Content starts

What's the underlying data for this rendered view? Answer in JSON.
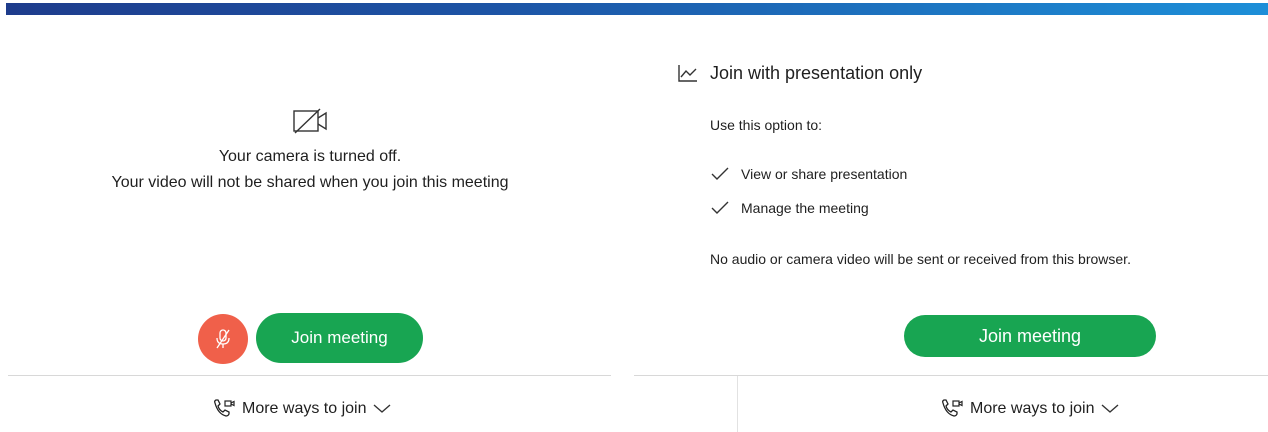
{
  "left": {
    "camera_off_line1": "Your camera is turned off.",
    "camera_off_line2": "Your video will not be shared when you join this meeting",
    "join_label": "Join meeting",
    "more_ways_label": "More ways to join"
  },
  "right": {
    "title": "Join with presentation only",
    "use_option": "Use this option to:",
    "options": [
      "View or share presentation",
      "Manage the meeting"
    ],
    "note": "No audio or camera video will be sent or received from this browser.",
    "join_label": "Join meeting",
    "more_ways_label": "More ways to join"
  },
  "colors": {
    "join_green": "#18a552",
    "mute_red": "#f0604a",
    "header_gradient_start": "#1e3c8c",
    "header_gradient_end": "#1d8fd8"
  },
  "icons": [
    "camera-off-icon",
    "microphone-muted-icon",
    "phone-video-icon",
    "chevron-down-icon",
    "chart-line-icon",
    "checkmark-icon"
  ]
}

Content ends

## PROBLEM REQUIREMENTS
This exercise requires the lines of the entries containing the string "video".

## EXPECTED ANSWER
    "camera_off_line2": "Your video will not be shared when you join this meeting",
    "note": "No audio or camera video will be sent or received from this browser.",
    "phone-video-icon",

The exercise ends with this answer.